Exercise requirements
What is the number of lines in the listing below that contain the word "title"? Give only that number.

——————

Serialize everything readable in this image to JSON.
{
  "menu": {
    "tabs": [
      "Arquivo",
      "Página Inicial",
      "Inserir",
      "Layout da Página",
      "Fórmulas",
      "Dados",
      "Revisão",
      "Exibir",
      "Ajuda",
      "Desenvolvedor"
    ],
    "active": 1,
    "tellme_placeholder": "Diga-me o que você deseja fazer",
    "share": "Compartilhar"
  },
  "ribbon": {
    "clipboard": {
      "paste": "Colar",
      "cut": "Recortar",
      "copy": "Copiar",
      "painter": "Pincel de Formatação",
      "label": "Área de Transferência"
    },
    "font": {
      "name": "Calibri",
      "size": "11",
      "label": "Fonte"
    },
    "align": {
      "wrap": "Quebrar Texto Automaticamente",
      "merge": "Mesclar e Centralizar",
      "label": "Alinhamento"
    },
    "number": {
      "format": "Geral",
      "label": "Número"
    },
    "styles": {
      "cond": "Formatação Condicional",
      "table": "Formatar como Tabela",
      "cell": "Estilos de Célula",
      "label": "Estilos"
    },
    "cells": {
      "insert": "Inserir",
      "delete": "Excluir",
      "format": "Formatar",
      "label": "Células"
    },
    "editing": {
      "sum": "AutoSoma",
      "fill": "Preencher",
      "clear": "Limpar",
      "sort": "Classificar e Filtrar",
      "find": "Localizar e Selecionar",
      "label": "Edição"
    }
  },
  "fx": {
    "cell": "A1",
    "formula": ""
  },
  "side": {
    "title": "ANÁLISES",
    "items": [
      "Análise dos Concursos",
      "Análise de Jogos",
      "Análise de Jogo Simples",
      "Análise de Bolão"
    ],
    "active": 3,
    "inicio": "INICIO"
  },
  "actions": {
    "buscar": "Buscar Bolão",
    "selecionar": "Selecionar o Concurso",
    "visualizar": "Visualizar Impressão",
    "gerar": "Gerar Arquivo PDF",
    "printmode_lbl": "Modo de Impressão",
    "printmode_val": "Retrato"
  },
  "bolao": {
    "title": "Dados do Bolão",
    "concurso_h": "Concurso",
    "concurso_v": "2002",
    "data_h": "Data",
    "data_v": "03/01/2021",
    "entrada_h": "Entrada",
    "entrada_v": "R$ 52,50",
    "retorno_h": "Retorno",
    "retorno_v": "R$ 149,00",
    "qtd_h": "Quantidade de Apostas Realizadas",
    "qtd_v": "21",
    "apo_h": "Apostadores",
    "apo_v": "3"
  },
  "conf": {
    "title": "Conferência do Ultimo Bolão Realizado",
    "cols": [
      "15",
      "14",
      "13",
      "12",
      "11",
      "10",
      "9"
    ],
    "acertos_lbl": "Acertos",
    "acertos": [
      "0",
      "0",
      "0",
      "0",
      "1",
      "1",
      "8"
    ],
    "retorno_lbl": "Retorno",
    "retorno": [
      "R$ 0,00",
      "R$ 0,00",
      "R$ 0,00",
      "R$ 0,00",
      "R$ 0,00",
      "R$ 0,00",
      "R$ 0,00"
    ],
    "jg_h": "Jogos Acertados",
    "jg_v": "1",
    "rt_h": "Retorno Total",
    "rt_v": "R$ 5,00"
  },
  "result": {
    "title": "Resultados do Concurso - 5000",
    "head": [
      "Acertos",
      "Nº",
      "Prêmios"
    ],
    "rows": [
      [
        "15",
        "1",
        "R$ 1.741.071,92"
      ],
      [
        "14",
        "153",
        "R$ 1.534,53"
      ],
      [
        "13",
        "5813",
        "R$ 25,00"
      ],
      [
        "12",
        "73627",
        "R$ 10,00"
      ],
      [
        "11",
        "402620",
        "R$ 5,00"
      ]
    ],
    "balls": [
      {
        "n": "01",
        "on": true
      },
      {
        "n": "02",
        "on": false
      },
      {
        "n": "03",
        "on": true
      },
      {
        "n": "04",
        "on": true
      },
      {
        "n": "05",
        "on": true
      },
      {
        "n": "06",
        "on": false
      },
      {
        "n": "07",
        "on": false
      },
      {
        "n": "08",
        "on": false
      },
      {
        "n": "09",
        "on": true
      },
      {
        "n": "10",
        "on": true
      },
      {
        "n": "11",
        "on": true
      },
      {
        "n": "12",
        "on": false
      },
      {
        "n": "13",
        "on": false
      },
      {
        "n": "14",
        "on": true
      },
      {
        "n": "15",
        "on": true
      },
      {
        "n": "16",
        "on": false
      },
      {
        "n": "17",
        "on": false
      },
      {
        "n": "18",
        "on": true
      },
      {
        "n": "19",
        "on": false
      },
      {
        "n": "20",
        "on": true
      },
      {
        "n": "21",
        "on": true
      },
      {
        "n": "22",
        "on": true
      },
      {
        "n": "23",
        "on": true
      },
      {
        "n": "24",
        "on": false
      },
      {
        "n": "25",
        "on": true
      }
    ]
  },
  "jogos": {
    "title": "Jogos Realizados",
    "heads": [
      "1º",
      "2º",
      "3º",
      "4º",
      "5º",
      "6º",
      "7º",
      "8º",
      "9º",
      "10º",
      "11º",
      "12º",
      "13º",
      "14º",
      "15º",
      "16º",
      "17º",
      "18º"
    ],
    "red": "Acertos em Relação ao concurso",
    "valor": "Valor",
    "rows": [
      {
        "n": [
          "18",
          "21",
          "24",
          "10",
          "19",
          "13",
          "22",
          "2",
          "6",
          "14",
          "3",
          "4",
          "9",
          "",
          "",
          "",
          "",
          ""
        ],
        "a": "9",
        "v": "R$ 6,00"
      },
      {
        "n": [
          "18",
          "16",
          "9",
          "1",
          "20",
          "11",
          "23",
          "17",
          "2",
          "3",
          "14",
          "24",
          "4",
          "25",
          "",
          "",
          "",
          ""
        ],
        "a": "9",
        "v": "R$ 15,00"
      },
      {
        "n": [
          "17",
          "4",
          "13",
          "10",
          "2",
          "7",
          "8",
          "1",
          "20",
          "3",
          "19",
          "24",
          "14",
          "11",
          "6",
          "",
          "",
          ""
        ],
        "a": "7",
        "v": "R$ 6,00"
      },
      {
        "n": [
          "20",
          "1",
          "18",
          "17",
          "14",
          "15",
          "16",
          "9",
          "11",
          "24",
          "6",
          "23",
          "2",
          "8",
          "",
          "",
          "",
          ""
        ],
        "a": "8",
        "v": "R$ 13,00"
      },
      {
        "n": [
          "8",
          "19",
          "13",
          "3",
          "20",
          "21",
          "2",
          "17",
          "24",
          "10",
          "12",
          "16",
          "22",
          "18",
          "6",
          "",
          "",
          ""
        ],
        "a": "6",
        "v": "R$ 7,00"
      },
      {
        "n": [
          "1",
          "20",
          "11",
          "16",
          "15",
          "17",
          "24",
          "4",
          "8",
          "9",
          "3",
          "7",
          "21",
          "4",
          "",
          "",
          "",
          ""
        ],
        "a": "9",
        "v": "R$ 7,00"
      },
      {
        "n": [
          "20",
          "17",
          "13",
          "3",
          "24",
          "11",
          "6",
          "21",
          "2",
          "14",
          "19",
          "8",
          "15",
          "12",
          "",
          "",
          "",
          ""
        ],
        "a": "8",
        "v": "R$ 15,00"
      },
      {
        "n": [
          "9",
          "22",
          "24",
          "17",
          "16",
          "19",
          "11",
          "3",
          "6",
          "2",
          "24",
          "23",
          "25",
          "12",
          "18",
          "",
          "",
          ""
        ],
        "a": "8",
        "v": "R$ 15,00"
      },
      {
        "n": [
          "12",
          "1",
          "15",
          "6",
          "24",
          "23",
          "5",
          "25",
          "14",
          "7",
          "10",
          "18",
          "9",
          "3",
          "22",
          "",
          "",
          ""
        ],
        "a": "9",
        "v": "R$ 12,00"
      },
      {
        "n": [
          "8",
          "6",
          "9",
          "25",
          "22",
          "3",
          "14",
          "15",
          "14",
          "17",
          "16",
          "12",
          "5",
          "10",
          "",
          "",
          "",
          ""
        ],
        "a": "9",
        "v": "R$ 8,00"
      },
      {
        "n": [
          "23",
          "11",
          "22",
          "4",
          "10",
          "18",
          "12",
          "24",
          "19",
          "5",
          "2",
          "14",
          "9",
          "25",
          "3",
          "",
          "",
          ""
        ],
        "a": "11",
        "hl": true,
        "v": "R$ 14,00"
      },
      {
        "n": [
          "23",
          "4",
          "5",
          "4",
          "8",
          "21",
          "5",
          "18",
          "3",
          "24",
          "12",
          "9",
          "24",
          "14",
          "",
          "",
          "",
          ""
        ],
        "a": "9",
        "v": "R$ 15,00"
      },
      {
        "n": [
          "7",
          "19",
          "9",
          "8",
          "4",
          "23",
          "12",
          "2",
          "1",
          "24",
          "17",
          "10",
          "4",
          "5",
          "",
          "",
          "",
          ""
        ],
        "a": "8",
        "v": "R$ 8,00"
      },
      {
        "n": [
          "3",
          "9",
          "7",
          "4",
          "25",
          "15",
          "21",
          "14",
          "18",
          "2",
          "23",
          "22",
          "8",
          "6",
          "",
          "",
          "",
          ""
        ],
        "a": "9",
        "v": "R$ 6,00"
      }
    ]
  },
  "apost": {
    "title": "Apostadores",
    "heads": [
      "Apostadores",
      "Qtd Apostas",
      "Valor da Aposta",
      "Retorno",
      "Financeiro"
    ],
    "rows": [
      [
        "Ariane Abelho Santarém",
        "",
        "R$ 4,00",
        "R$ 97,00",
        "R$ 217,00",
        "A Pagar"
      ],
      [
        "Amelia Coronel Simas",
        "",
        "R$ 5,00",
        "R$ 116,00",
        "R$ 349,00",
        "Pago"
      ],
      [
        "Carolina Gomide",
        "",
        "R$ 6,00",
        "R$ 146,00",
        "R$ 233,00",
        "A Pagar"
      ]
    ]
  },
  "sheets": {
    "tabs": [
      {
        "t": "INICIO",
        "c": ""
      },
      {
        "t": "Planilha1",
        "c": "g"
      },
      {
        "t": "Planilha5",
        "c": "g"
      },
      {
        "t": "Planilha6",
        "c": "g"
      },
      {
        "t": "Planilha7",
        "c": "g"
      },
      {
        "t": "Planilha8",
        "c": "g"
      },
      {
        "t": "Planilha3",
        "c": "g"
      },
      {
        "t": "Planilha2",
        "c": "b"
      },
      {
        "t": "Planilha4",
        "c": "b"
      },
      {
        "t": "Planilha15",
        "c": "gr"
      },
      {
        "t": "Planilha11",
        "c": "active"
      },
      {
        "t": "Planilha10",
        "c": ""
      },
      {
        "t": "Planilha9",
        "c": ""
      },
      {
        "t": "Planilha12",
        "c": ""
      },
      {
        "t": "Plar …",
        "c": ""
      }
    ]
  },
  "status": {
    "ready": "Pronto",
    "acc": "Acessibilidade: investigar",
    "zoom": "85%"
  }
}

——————

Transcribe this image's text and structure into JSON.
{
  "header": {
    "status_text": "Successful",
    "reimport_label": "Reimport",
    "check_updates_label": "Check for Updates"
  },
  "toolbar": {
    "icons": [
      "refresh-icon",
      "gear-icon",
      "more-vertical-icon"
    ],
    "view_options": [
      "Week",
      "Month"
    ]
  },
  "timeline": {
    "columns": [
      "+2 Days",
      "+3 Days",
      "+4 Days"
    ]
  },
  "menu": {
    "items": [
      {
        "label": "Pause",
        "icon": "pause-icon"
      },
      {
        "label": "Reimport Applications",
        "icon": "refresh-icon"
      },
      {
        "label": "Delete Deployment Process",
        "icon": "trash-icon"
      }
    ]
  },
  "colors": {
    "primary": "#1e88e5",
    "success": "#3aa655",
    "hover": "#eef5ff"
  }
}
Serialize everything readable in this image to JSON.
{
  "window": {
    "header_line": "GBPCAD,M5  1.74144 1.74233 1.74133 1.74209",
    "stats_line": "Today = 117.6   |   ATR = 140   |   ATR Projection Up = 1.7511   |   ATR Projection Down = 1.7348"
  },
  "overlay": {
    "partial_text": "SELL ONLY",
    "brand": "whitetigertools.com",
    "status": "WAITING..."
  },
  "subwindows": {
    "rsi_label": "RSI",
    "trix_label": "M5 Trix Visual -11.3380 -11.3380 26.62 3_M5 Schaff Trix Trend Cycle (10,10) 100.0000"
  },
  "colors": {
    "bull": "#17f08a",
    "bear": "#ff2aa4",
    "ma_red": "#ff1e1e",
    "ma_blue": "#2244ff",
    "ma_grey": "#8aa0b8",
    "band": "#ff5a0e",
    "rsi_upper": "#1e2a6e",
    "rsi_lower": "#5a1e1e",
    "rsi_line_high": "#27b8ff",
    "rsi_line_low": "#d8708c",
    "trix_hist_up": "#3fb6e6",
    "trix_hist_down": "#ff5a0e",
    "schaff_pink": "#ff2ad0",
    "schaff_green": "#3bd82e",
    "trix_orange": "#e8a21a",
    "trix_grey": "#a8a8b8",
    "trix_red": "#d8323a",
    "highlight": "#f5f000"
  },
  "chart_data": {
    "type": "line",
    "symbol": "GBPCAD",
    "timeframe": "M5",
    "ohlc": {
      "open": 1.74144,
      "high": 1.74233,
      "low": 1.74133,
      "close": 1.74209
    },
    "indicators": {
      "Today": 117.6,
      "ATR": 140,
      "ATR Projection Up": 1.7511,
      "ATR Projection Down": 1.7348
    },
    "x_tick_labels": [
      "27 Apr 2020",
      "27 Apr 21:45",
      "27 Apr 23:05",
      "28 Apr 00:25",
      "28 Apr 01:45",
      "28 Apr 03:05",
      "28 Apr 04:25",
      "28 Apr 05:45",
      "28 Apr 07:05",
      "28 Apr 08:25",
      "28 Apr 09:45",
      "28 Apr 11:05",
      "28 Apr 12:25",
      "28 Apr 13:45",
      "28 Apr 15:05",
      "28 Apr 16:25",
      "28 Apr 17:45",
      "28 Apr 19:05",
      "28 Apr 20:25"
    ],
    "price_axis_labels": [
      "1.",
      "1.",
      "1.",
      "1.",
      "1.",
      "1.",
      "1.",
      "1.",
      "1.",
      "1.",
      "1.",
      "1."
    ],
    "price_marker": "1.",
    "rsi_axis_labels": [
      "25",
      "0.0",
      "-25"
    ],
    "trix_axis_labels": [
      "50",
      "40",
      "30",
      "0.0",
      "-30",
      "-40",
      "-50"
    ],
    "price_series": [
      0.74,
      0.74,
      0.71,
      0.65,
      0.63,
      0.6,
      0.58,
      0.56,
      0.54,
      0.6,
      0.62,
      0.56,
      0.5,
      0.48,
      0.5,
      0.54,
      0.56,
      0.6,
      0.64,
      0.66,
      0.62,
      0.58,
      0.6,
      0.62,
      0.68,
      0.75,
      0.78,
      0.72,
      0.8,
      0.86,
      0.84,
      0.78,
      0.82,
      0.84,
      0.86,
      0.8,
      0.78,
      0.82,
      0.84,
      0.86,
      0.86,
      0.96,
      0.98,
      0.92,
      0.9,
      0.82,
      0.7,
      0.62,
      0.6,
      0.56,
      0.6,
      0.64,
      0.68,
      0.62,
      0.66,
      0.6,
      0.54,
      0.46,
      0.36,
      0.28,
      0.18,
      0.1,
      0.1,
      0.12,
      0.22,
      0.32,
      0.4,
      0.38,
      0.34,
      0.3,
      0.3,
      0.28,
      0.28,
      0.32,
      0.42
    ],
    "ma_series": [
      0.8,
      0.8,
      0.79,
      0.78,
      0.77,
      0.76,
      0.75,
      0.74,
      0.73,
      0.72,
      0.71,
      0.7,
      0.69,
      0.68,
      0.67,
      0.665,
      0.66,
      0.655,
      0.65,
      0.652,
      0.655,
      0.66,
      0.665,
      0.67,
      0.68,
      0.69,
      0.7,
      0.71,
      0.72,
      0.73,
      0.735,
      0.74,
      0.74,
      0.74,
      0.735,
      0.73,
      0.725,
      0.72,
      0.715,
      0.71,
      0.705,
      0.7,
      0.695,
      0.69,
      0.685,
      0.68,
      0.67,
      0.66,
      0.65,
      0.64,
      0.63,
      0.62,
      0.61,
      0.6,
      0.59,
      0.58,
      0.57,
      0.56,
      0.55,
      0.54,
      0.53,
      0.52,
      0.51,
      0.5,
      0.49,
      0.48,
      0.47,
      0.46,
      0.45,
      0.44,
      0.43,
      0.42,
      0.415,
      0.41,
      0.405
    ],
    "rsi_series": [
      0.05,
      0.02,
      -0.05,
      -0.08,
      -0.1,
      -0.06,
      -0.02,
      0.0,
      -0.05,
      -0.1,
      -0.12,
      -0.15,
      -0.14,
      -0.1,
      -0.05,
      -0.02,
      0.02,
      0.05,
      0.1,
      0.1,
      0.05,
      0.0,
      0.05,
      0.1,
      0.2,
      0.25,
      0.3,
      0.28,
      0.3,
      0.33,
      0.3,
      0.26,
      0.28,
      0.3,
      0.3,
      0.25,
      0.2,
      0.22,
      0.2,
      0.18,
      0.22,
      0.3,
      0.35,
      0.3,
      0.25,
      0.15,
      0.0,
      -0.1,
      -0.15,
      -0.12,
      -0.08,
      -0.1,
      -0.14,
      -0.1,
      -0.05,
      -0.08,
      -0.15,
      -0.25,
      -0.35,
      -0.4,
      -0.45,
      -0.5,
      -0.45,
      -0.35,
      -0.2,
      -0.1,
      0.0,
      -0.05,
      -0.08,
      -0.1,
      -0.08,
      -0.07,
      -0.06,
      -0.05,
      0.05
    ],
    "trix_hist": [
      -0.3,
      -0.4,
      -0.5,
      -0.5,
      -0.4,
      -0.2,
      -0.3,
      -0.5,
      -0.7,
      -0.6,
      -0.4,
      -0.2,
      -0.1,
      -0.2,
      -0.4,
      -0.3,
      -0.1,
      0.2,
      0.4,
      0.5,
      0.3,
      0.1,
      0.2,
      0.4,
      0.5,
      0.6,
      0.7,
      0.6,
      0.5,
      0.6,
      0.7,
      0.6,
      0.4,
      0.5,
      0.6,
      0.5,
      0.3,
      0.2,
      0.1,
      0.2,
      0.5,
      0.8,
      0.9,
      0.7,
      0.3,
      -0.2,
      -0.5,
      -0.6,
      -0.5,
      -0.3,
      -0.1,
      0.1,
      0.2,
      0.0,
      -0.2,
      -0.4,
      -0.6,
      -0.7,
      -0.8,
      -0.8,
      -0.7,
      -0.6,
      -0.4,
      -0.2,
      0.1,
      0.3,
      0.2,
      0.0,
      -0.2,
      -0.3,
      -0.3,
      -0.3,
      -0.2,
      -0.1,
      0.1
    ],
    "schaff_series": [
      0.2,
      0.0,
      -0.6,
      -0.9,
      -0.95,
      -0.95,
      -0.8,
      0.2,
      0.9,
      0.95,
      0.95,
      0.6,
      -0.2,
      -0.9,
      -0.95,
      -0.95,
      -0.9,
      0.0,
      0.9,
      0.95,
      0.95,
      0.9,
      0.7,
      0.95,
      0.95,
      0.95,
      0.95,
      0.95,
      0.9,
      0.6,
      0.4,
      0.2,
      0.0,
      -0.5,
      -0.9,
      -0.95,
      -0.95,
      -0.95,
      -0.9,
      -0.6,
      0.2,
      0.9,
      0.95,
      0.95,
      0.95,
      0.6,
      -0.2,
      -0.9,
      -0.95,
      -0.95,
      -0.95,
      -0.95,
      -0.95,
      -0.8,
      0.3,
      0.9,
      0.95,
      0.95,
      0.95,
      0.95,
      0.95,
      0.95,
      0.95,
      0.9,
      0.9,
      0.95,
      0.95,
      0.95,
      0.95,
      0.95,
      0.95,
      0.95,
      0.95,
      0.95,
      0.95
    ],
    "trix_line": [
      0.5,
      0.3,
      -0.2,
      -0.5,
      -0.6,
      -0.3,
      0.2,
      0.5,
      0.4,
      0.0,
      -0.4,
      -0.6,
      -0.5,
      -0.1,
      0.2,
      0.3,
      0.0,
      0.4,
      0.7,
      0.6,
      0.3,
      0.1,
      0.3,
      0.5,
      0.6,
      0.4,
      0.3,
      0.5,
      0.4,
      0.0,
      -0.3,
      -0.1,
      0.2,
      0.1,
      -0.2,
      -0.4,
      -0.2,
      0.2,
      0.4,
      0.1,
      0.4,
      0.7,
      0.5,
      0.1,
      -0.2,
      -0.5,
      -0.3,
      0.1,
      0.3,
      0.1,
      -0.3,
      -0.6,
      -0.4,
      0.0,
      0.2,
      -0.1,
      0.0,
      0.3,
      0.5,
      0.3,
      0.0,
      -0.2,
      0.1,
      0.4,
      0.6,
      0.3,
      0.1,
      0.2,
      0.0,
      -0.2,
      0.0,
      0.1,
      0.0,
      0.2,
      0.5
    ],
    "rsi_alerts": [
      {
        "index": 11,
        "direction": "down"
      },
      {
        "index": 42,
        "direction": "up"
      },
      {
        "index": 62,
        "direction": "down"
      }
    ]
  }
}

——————

Answer to the problem
6